There are many groups of people for whom meditation is an everyday ritual. Others use it at special times as a means of relaxation and "mental house cleaning." It allows the individual a freedom unlike no other freedom. The freedom to look inside oneself and learn just who you are. Some use it as a way of being closer to nature or Goddess. No matter how you wish to use it, you will find it a healthy and very rewarding experience.

Most all religions practice meditation in one way or another. Eastern philosophies such as Yoga, and Buddism are not the only ones to view meditation as a way of looking for the Truth found in one's own consciousness. Even in Christianity meditation finds a place of value. The Bible itself mentions the value of meditation. In writing to the Phillippians, the Apostle Paul tells them this. "Finally, brethren, whatsoever things are true, whatsoever things are honest, whatsoever things are just, whatsoever things are pure, whatsoever things are lovely, whatsoever things are of good report; if there be any virtue, and if there be any praise, think on these things."

So you ask,what can it do for me. Well, beyond just being a good way to really relax, which we can all use in this hectic world, it can be a doorway to the truth inside yourself. It is a way of gaining wisdom. Knowledge has always been fairly easy to come by. Wisdom on the other hand, is a bit harder to grasp onto.

In "The Task" by William Cowper, the following line is found. "Knowledge dwells in heads replete with thoughts of other men: Wisdom, in minds attentive to their own."

For me, meditaion becomes a way of "grounding" myself, of reaching a place of peace and stability, where I can find how I fit into the universe.

In many philosophies, meditaion is viewed as a necessary skill. All those who are students of these philosophies must learn the ways of meditaion early in their training. Although the techniques may vary from one group to another, the most basic concepts remain the same. The ability to be able to focus on one thought and selectively block out all others is the foundation upon which many more advanced skills will be built. These skills may range from telepathy to the ability to move objects with only the mind.

It is well known that Yogi adepts can lower their breathing and heart rates to near death levels. This is something you should not try as it takes years of practice to learn and can be quite dangerous. Still, these yogis are proof of the type of power the mind can exer- cise over the body through meditation.

In some cultures, the use of drugs to achieve a meditative state is encouraged. The american indians for example, used drugs derived from various plants to put themselves into an altered state of concious- ness. This was usually done as a religious practice and as an event marking the change from one state of life to another. A good example would be the ceremony marking the coming into manhood of a young boy. Today there are still many, who advocate the use of drugs to achieve these altered states. It is my opinion that such measures are neither necessary nor good. You can reach an altered state of conciousness without the use of drug induced "highs". It takes practice, but it can be done.

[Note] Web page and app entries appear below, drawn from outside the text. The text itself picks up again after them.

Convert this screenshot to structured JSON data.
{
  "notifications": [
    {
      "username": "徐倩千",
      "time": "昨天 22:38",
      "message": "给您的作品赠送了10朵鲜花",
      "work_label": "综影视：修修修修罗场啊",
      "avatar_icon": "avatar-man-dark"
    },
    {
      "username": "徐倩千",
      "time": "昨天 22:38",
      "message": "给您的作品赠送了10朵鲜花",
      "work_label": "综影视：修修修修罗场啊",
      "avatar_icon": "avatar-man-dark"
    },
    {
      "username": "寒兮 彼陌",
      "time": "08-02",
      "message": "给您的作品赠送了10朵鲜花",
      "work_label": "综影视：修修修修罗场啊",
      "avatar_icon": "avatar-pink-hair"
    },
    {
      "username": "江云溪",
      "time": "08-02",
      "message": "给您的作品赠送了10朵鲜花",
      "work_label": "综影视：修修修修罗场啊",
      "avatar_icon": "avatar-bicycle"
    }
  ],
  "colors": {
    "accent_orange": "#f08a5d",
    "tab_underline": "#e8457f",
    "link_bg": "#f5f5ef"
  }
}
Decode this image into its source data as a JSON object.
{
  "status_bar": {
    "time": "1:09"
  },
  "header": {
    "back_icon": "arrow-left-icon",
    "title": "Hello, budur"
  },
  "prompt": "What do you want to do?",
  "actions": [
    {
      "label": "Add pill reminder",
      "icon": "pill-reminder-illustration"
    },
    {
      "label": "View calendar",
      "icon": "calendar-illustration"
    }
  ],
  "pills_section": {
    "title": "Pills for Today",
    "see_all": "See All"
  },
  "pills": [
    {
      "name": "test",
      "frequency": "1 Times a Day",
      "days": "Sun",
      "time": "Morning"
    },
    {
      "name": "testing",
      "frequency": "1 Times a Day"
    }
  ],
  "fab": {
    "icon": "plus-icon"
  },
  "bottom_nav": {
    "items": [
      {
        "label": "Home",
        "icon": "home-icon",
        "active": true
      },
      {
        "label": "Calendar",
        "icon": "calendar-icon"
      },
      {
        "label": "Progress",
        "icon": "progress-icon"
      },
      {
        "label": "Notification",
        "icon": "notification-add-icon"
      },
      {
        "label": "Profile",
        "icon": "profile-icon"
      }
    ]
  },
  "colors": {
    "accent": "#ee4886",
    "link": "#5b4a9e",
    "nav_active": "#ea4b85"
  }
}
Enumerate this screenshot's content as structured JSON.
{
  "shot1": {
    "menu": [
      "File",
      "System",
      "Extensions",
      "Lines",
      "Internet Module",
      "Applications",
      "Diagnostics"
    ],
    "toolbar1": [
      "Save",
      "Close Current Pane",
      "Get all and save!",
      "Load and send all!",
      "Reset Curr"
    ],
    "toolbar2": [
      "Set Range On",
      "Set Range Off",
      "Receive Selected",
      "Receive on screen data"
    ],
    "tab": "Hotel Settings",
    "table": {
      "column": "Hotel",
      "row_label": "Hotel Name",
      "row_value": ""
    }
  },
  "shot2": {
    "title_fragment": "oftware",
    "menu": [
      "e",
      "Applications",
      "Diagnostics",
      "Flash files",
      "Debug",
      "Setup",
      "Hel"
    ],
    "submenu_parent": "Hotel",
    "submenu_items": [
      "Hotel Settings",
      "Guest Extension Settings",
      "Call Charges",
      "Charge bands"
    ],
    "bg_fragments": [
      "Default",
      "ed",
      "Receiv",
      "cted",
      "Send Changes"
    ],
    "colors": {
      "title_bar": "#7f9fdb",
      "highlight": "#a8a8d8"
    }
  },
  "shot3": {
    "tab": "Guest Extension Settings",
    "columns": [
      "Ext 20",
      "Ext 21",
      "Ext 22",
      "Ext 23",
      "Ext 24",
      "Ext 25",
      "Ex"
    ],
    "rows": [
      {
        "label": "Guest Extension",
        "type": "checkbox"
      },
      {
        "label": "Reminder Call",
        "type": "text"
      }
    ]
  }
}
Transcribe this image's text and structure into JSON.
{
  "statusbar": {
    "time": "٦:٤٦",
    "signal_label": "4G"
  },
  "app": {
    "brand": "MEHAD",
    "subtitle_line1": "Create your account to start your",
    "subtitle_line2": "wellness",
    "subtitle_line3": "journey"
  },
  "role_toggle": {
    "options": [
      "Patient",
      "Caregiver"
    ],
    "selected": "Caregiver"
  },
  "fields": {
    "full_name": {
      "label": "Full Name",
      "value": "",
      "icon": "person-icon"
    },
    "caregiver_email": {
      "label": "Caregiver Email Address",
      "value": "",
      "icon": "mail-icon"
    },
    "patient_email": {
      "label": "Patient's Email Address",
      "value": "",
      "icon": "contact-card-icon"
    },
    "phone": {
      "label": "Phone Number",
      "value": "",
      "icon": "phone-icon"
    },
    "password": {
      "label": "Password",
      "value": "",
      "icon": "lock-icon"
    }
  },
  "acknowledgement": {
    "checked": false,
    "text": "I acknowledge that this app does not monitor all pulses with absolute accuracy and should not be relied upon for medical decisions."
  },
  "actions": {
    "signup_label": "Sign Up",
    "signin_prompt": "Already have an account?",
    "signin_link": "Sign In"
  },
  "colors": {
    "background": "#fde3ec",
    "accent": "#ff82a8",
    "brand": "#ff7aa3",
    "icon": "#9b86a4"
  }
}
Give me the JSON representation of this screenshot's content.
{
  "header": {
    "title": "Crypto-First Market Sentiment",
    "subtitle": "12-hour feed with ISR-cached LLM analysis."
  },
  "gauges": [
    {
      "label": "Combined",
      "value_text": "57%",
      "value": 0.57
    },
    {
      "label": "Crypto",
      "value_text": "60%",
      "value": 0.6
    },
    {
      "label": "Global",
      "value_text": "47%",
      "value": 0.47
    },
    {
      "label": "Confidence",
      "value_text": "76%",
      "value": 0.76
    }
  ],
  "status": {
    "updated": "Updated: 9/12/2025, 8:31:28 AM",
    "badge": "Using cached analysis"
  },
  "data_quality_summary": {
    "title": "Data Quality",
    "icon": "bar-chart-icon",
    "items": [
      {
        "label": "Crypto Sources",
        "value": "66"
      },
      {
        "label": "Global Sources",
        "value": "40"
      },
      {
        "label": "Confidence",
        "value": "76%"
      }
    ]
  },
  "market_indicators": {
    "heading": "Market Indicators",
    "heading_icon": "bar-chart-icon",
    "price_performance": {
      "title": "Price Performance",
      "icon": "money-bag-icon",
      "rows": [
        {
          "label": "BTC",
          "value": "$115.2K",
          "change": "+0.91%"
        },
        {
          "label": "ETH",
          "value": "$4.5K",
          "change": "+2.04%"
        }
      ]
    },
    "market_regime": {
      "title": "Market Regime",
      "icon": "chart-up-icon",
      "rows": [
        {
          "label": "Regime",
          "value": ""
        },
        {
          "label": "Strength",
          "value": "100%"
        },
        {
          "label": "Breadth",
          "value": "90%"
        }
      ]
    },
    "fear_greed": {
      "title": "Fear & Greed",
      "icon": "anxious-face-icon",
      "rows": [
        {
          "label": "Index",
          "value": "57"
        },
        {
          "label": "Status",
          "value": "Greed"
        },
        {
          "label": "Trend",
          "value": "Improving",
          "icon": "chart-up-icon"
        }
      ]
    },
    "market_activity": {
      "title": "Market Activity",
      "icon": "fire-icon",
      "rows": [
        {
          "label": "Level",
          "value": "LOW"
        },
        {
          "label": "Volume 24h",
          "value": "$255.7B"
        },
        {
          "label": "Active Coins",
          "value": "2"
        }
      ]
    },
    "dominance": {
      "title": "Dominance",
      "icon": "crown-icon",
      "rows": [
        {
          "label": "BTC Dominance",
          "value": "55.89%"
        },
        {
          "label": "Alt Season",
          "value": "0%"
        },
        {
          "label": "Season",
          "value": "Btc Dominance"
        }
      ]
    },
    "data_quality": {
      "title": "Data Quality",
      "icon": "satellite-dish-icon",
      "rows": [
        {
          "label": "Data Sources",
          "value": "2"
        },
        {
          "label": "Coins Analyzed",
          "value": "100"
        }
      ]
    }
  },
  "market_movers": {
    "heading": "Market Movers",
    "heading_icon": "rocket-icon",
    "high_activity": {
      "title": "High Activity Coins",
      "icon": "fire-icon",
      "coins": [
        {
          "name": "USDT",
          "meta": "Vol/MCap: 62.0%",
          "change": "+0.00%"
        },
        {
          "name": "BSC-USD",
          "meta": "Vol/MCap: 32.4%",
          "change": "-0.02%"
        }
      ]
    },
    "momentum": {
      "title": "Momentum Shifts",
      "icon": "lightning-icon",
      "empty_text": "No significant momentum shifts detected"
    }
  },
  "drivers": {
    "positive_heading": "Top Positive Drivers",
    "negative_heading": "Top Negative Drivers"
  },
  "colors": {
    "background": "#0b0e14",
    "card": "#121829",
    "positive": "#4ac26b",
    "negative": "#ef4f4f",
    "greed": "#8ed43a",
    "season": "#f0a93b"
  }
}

In New Age philosophy, the art of meditation is highly valued. We also find another well developed skill which is called "creative visualization". This is the idea of visualising what you want to the point of it becoming reality. A good example would be a salesman visualizing himself as successful and prosperous. The concept is simple, if you can visualize a personal reality, you can change or bring that reality into being. "Positive Thinking" is a very similar idea. The technique of creative visualization goes beyond positive thinking however. It deals with the premise that we all create our own reality and therefore have the power to change many aspects of that reality. The idea of "personal reality" is a lengthy one and we do not have enough room to cover it in this course.

So far we have looked briefly at what meditation is and how it is used. By no means have we touched on all the aspects of this practice. There are many books on the subject which cover it in much more detail. My purpose is to give you an overview of the many facets of meditation in the hope that you will wish to learn more.

Bill Witt